As your parents get older, there may come a time when you have to get more involved in their health care and access their medical information.
This may happen for a few reasons:
- They can no longer drive themselves to medical appointments so you step in to help.
- They may have cognitive issues—such as Alzheimer’s or dementia—that hinder them from making decisions about their medical care.
- They have multiple chronic conditions that require help from others to manage. Even if they have other caregivers involved, those caregivers may turn to you for guidance.
- An accident or emergency happens that leaves them unconscious, and you have to provide medical information to healthcare providers.
One major concern when you are helping to manage medical care for parents is obtaining access to their medical information. This article will discuss some proactive ways to access your parent’s medical information.
Getting Your Parents Involved With Sharing Medical Information
The easiest way to get access to your parent’s medical information is simply to ask them. That should always be the first step, albeit not always the easiest. Here are a few tips to get you started.
If your parents are the organized type, ask if they will make a couple of lists for you.
A list of their doctors and corresponding phone numbers, a list of their chronic conditions, and a list of medications that they use. (Obviously, this is an option if your parents have the mental and physical capacity to make this type of list.)
If they are hesitant to create these lists, stress the value of having this information in an emergency or due to a decline in their health. If they’re willing to share this information with you but aren’t sure where to start, you can help them compile these lists.
When it comes to medications, make sure that they share any natural supplements they use in addition to prescription and nonprescription drugs. Having these types of lists is useful for their regular doctors’ appointments as well.
Ask your parents if they want you to be part of their healthcare provider appointments.
If you are present during these appointments, it is safe for health providers to assume that your parents are okay with you knowing about medical information that is shared during the appointment. Be an extra help to your parents by asking questions or taking notes. However, make sure your parents remain in control of their discussions with their health providers.
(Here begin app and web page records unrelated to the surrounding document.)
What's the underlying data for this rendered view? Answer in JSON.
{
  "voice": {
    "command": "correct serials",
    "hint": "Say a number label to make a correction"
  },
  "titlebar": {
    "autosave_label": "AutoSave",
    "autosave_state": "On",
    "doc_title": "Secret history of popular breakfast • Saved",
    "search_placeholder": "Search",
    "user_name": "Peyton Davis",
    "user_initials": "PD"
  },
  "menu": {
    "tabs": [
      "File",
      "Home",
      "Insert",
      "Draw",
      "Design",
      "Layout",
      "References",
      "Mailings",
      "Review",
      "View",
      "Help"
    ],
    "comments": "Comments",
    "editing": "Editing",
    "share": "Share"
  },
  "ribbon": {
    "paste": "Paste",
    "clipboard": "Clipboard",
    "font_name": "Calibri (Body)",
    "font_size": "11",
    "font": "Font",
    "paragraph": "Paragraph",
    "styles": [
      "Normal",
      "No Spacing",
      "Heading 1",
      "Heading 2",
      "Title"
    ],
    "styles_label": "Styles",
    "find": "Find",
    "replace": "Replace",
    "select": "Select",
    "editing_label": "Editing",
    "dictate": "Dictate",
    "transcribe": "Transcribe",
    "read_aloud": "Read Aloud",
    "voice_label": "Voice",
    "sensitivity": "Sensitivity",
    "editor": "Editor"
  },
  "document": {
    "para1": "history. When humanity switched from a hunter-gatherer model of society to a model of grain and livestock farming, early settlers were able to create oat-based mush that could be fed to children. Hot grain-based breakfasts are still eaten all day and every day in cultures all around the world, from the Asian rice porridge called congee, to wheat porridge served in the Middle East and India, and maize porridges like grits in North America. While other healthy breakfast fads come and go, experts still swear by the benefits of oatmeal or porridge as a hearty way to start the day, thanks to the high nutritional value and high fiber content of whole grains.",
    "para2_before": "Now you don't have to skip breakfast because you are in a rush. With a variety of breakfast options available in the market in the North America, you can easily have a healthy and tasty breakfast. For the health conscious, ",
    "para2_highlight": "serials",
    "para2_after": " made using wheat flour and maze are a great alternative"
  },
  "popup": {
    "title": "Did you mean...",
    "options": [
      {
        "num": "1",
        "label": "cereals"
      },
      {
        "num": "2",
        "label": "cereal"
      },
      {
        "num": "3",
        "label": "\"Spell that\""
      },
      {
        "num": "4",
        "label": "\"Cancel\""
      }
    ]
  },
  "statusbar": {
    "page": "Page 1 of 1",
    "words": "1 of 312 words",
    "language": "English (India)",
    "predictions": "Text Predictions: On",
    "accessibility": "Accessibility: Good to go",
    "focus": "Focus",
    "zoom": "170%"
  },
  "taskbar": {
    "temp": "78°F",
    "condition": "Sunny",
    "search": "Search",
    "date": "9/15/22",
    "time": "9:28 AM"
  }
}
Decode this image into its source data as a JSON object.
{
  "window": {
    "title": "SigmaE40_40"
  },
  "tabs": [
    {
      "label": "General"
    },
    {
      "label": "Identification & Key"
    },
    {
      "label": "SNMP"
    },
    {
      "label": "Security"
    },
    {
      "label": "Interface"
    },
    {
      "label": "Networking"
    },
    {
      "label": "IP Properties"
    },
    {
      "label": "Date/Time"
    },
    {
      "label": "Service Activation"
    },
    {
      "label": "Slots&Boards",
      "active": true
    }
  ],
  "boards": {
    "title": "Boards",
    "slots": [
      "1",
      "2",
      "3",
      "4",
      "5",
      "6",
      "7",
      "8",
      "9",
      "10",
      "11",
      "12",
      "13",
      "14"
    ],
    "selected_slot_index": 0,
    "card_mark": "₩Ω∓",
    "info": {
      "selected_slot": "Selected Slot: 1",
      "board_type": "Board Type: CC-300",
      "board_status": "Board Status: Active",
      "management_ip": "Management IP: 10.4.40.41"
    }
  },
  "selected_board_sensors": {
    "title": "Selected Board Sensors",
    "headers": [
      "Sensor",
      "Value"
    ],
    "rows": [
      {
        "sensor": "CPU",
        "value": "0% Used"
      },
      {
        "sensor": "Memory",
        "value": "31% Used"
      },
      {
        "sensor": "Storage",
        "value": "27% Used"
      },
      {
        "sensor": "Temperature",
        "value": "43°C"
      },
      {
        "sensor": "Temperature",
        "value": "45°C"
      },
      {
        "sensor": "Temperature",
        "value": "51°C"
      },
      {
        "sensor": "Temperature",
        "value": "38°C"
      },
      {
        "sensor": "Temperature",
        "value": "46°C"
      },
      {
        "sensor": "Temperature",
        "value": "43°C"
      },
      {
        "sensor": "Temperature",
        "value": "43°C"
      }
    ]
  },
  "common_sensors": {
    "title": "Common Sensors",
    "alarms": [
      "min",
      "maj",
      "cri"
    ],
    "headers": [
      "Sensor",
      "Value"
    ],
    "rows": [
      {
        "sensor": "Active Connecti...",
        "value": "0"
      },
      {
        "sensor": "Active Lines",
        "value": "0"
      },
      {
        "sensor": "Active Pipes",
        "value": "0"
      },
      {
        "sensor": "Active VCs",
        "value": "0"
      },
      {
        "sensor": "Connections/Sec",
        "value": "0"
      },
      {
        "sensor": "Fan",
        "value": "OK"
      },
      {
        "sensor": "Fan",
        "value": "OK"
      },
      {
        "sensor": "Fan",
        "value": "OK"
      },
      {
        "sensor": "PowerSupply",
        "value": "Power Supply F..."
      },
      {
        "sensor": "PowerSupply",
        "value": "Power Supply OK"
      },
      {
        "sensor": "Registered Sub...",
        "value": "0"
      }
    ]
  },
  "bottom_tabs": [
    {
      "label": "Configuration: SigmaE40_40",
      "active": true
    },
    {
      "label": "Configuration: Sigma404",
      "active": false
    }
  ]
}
We recommend taking notes directly within a secure app like WayWiser. This ensures that the information is safely stored, that it can easily be shared with others in your family who may be helping out, and that you’ll be able to find it later on when you need to look back at the details.
Make sure your parents fill out the right paperwork.
Doctors’ offices will have a form that gives their office permission to share health information as needed with specific people named on that form. Your parents should request this form if they haven’t already and list your contact information. There are a lot of laws related to health information (you’ve likely heard the acronym HIPAA before and we’ll dive into that more below) and it’s important to have written permission to access your parent’s medical information or it could become a legal issue in the future that is tough to get around.
Double check whether your parents have completed important health-related paperwork, such as an advance healthcare directive and healthcare proxy.
These forms can name you to have legal decision-making power, but they also help you to know their care preferences. Here’s a brief explainer on these types of forms:
- A Healthcare Proxy is a legal form that names a person who can have decision-making powers over another person’s health and also have access to their medical records. This is also sometimes called Healthcare Surrogate or Durable Medical Power of Attorney.
- An Advance Healthcare Directive covers several topics, including a Living Will, Healthcare Proxy, Do Not Resuscitate, and Do Not Intubate order. All of these provide written guidance for a person’s medical care preferences. These are best completed before someone is in a situation where they need this type of care. This information is valuable to a doctor if there are multiple people who disagree about your care decisions as the directives will state what your wishes are.
- A Durable Power of Attorney grants someone or several people legal powers on behalf of someone else. This usually covers legal matters but you may hear it mentioned along with the healthcare forms named above. These are common documents involved with estate planning.
A lawyer can help with these types of documents. State laws may vary regarding these documents. Find more information about these on the American Bar Association website.
Other Ways to Obtain Medical Information About Your Parents
The Health Insurance Portability and Accountability Act (HIPAA) sets rules regarding patient information and privacy. Under HIPAA, healthcare providers cannot typically share information about a person’s health information without consent.
However, there are some exceptions to this. Your parent can give oral permission to share information with you in certain cases, and that may be enough depending on the situation.
If you don’t have healthcare power of attorney for a parent, healthcare providers can use their discretion under the law to decide what is in the patient’s best interest in terms of sharing health information with you or another family member, according to the American Bar Association.
The U.S. Health and Human Services website shares a few examples of when a health provider may decide to share health information with another family member, if there is not a legal representative:
- With the patient’s permission, a doctor could talk with a family member or friend who accompanied them to the hospital.
- A pharmacist can assume that a patient is OK with the person picking up their prescription.
- If a patient is injured and cannot give permission to speak with others, a healthcare provider can share information with a family member or friend if it is in your best interest.
The Department of Health and Human Services shares more information on HIPAA rules and the sharing of health information at the following link.
The best way to handle the sometimes complicated territory of obtaining medical information regarding a loved one, including your parents, is to plan in advance. And, once you do have access to that information, be sure to store important documents, such as an Advanced Directive, both in writing and in a secure digital format within WayWiser Defender or on similarly secure, cloud-based software.